In the copy, keep every line below as it is and leave out the pictures.
*** Opening The data ***
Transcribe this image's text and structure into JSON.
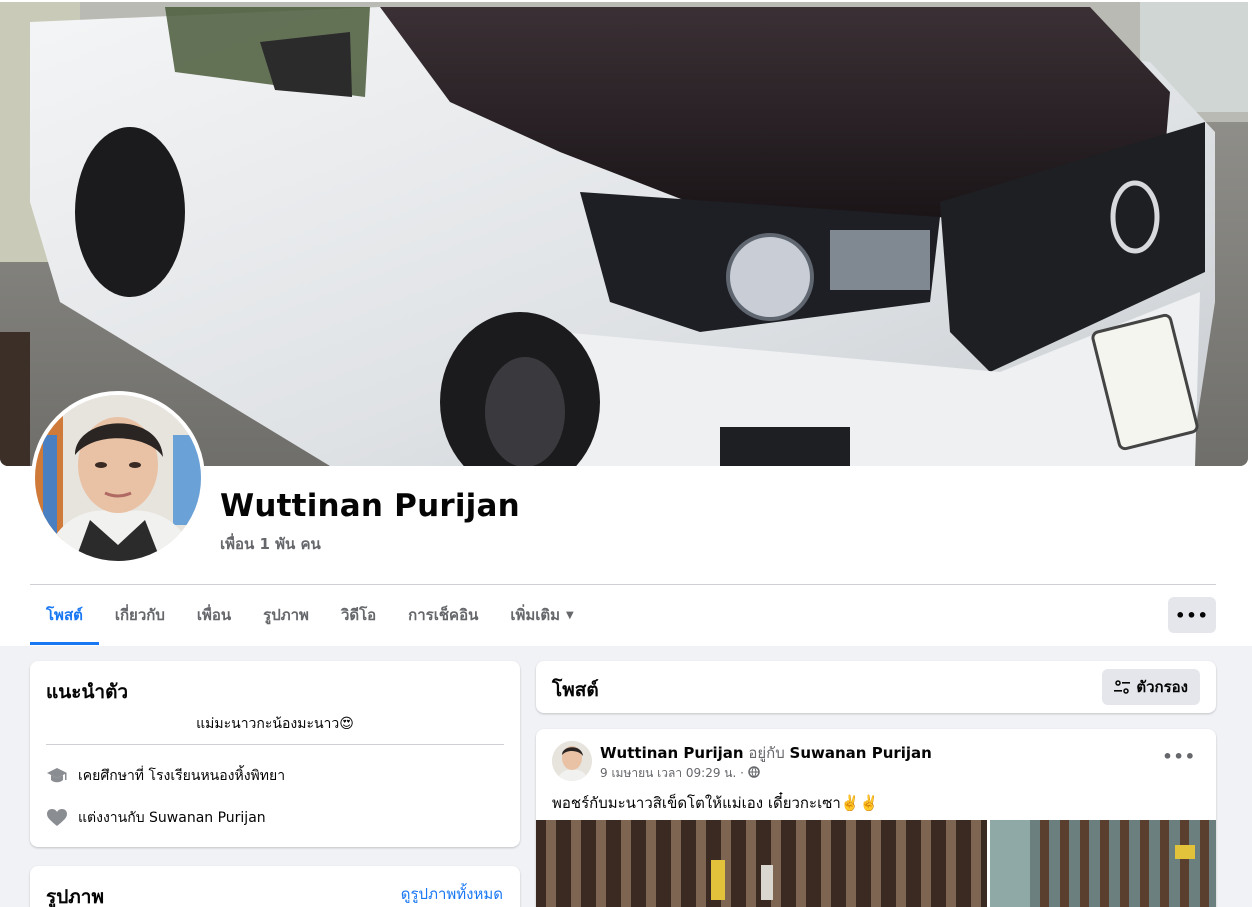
{
  "profile": {
    "name": "Wuttinan Purijan",
    "friends": "เพื่อน 1 พัน คน"
  },
  "tabs": [
    {
      "label": "โพสต์",
      "active": true
    },
    {
      "label": "เกี่ยวกับ",
      "active": false
    },
    {
      "label": "เพื่อน",
      "active": false
    },
    {
      "label": "รูปภาพ",
      "active": false
    },
    {
      "label": "วิดีโอ",
      "active": false
    },
    {
      "label": "การเช็คอิน",
      "active": false
    },
    {
      "label": "เพิ่มเติม",
      "active": false
    }
  ],
  "more_button": "•••",
  "intro": {
    "title": "แนะนำตัว",
    "bio": "แม่มะนาวกะน้องมะนาว😍",
    "education": "เคยศึกษาที่ โรงเรียนหนองหิ้งพิทยา",
    "relationship": "แต่งงานกับ Suwanan Purijan"
  },
  "photos": {
    "title": "รูปภาพ",
    "see_all": "ดูรูปภาพทั้งหมด"
  },
  "posts": {
    "title": "โพสต์",
    "filter_label": "ตัวกรอง"
  },
  "post": {
    "author": "Wuttinan Purijan",
    "with_text": "อยู่กับ",
    "tagged": "Suwanan Purijan",
    "meta": "9 เมษายน เวลา 09:29 น. ·",
    "text": "พอชร์กับมะนาวสิเข็ดโตให้แม่เอง เดี๋ยวกะเซา✌️✌️",
    "dots": "•••"
  },
  "colors": {
    "accent": "#1877f2",
    "secondary_text": "#65676b",
    "background": "#f0f2f5",
    "button_gray": "#e4e6eb"
  },
  "icons": [
    "graduation-cap-icon",
    "heart-icon",
    "filter-icon",
    "globe-icon",
    "caret-down-icon",
    "more-dots-icon"
  ]
}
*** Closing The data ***
**Solution for this exercise**
Transcribe this image's text and structure into JSON.
{
  "profile": {
    "name": "Wuttinan Purijan",
    "friends": "เพื่อน 1 พัน คน"
  },
  "tabs": [
    {
      "label": "โพสต์",
      "active": true
    },
    {
      "label": "เกี่ยวกับ",
      "active": false
    },
    {
      "label": "เพื่อน",
      "active": false
    },
    {
      "label": "รูปภาพ",
      "active": false
    },
    {
      "label": "วิดีโอ",
      "active": false
    },
    {
      "label": "การเช็คอิน",
      "active": false
    },
    {
      "label": "เพิ่มเติม",
      "active": false
    }
  ],
  "more_button": "•••",
  "intro": {
    "title": "แนะนำตัว",
    "bio": "แม่มะนาวกะน้องมะนาว😍",
    "education": "เคยศึกษาที่ โรงเรียนหนองหิ้งพิทยา",
    "relationship": "แต่งงานกับ Suwanan Purijan"
  },
  "photos": {
    "title": "รูปภาพ",
    "see_all": "ดูรูปภาพทั้งหมด"
  },
  "posts": {
    "title": "โพสต์",
    "filter_label": "ตัวกรอง"
  },
  "post": {
    "author": "Wuttinan Purijan",
    "with_text": "อยู่กับ",
    "tagged": "Suwanan Purijan",
    "meta": "9 เมษายน เวลา 09:29 น. ·",
    "text": "พอชร์กับมะนาวสิเข็ดโตให้แม่เอง เดี๋ยวกะเซา✌️✌️",
    "dots": "•••"
  },
  "colors": {
    "accent": "#1877f2",
    "secondary_text": "#65676b",
    "background": "#f0f2f5",
    "button_gray": "#e4e6eb"
  },
  "icons": [
    "graduation-cap-icon",
    "heart-icon",
    "filter-icon",
    "globe-icon",
    "caret-down-icon",
    "more-dots-icon"
  ]
}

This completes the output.